roll or otherwise move in three dimensions. Years later, I had a friend
make me some sea-legs that attach to my chair and keep me from flipping
over backwards. Later, my brother Mike improved on them (see a picture
of them in the 'Inventure' section of the Travel Gallery).
We anchored near Upolu Cay on the Great Barrier
Reef. The moment of truth was rapidly approaching as we considered
ways of getting me into the dinghy, then into the water. Trevor told
me there was a distance of eight feet between the ship's railing to
the sea below. I would somehow have to be lowered from the Plover
to a dinghy. I told him that since I became paralyzed, I had gone
skydiving, whitewater rafting, and cliff climbing and that this obstacle
was far from formidable. I was confident that we would find a solution.
After discussing various options, we agreed on
one way to get me into the dinghy. As we neared our destination, Doug,
one of the Plover's crew, suggested he carry me over his shoulder
in a "Fireman's carry". In practice, this turned out to
be less than optimal. As he carried me over the side of the ship,
he found his balance waning. He was forced to sit me on the ship's
railing, where I was balanced by two of the crew. From there, I was
lowered to the dinghy that bobbed up and down in the sea like a toy.
The crew found their sense of balance challenged by the undulating

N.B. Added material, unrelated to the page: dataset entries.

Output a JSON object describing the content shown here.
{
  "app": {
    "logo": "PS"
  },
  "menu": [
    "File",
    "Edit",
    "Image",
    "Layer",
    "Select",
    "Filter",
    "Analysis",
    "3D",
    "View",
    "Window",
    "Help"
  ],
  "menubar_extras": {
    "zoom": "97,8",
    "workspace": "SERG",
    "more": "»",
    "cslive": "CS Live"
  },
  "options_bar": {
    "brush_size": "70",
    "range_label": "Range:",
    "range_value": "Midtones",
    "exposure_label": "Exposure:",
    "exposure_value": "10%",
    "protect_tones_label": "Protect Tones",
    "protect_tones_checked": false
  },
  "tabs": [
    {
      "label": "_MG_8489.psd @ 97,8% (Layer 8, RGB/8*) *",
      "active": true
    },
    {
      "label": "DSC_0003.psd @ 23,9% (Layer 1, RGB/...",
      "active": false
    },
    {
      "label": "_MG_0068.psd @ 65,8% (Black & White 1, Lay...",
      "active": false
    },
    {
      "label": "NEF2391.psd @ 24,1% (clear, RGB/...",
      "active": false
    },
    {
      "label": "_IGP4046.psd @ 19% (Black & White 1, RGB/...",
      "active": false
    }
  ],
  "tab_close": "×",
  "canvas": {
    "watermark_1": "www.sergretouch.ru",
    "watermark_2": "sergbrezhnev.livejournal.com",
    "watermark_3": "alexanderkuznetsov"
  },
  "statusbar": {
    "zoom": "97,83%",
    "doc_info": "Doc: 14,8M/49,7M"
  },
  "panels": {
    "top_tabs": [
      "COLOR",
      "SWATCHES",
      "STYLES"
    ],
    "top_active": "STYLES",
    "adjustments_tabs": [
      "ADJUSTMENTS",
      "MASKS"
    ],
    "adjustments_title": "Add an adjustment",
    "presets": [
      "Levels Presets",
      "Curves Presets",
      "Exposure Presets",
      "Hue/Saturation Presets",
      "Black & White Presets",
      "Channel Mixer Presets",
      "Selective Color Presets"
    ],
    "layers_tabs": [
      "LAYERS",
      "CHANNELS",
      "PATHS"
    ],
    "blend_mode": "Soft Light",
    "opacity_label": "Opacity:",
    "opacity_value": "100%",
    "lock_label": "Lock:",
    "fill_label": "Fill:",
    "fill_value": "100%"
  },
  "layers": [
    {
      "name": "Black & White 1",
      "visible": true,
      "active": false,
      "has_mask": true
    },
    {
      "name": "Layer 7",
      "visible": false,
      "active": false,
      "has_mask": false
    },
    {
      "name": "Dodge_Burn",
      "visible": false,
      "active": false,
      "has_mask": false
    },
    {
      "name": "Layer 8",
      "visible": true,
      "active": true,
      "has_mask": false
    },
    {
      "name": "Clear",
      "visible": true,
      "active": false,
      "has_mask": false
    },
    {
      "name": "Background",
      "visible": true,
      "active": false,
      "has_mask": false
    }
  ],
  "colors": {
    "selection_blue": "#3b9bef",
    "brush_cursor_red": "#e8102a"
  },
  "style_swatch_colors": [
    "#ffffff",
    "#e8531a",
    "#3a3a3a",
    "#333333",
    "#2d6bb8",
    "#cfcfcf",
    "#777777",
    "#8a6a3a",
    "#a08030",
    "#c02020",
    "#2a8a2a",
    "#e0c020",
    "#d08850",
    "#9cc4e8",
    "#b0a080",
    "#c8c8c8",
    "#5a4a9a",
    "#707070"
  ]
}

seas, but they had plenty of heart and saw to it that I got safely
lowered into the dingy.
My brother Rob, on the left, and I are in the
dinghy, making our way back to the Plover. He went scuba diving while
I went snorkeling.
My second tall-ship encounter in
Australia was watching a replica of the Endeavor coming into Sydney
Harbor. The two pictures below are blurry, as they were taken at a
great distance. At the bottom, are two museum quality replicas of
The BBC and the History channel
have built another replica of the Endeavor, that I believe was
finished in 2001.
Endeavour, below, is a museum-standard
replica of the ship Cook used on the first of his epic voyages in
the late 1700's. She was built in Fremantle, Western Australia, using
the wealth of information available at the National Maritime Museum,
Greenwich. The original 18th century vessel was a type known as a